    The bias is not occasional — rather it occurs with great frequency (for example, remember the AWS outage back in late June and the accompanying outcry of “see, the public cloud is dangerous” which could have just as easily been “see, even if a natural disaster occurs the public cloud provides complete service restoration in under 24 hours with no clean-up or repair costs to users”).

    It is nice to hear the other side.

    • October 16, 2012 at 14:04

      Thanks Aaron, I appreciate your comment.

      I totally agree – there is so much bias FUD around public cloud, especially when there is a big event like the AWS outage. I think we simply need to be more pragmatic, choose the right provider for each service, understand the possibilities, and manage the risks. There is a role for public and private cloud – and even for “legacy” infrastructure too.

      In the end I believe IT will need a mix of ‘all of the above’.

  2. September 12, 2012 at 08:23

    I found this post very interesting mainly due to the fact it spoke of how public cloud was used to handle massive amounts of traffic in the form of people commenting on Reddit. Without public cloud it would certainly not have gone so smoothly. In fact cloud computing as a whole has made life much simpler for society in general. Cloud computing services can offer businesses various benefits, helping them to reach their potential and maintain their competitive advantage. It can also add a significant amount of value to a business which will of course benefit them greatly while benefiting public society in general.
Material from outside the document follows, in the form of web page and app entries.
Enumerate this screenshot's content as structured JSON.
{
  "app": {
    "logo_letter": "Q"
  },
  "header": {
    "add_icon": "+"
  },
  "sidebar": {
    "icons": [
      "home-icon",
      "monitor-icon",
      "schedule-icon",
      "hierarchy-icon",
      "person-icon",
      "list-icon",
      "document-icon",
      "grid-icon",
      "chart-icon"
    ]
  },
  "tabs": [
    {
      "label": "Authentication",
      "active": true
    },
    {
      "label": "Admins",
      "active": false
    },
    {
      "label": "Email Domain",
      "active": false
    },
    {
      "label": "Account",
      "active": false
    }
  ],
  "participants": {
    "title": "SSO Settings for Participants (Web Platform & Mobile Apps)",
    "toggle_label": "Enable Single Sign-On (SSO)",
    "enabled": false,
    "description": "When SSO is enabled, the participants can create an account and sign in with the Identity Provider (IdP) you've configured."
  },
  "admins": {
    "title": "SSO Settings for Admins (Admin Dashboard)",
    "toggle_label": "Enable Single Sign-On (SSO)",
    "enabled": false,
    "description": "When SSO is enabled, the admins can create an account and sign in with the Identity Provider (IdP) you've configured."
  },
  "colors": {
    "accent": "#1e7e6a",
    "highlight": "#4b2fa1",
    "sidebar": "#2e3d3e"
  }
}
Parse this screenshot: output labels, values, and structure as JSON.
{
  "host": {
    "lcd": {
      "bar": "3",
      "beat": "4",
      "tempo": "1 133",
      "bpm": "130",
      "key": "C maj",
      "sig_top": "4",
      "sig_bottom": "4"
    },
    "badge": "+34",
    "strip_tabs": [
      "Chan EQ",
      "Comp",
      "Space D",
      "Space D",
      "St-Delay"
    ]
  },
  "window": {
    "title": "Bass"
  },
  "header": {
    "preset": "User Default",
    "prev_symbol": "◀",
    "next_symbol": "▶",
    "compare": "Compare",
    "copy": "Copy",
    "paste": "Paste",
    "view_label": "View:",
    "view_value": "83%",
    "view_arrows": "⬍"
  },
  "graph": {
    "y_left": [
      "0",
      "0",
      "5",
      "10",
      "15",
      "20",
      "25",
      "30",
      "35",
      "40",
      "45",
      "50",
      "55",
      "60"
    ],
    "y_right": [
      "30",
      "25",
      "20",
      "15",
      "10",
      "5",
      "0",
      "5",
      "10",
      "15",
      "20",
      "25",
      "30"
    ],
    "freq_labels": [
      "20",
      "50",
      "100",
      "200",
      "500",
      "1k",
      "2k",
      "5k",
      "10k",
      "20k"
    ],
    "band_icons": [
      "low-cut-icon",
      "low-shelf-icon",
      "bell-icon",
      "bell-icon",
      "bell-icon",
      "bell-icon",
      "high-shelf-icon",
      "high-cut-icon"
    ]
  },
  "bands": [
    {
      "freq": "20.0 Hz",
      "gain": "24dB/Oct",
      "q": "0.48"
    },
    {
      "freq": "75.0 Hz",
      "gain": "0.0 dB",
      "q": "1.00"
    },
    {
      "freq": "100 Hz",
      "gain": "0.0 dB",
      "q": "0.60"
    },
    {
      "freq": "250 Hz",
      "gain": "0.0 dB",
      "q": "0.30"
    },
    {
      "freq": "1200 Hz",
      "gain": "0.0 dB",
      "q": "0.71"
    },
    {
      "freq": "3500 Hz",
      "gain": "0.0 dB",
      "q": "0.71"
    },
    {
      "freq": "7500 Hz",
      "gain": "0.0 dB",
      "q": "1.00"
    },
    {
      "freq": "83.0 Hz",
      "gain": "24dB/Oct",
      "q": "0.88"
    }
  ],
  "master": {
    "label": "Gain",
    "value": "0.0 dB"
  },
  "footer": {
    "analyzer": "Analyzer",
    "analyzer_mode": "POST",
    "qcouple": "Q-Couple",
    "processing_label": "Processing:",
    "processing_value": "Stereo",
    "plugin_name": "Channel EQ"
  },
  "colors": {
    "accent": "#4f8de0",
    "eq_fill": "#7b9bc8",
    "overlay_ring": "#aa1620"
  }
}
    • September 12, 2012 at 17:11

      Thanks for the comment Vincent. I could not agree more – the ability for public cloud to improve society is immense, and goes way past keeping a web forum up or even promoting democratic discussion.

      In our CloudViews Unplugged video series my colleague George Watt and I investigate new & cool cloud stories, and have talked about how the cloud is helping to predict weather, explore distant planets, reduce greenhouse gases, discover new lifeforms, and yes, even cure cancer!

      What an amazing time to be in technology!

      Andi.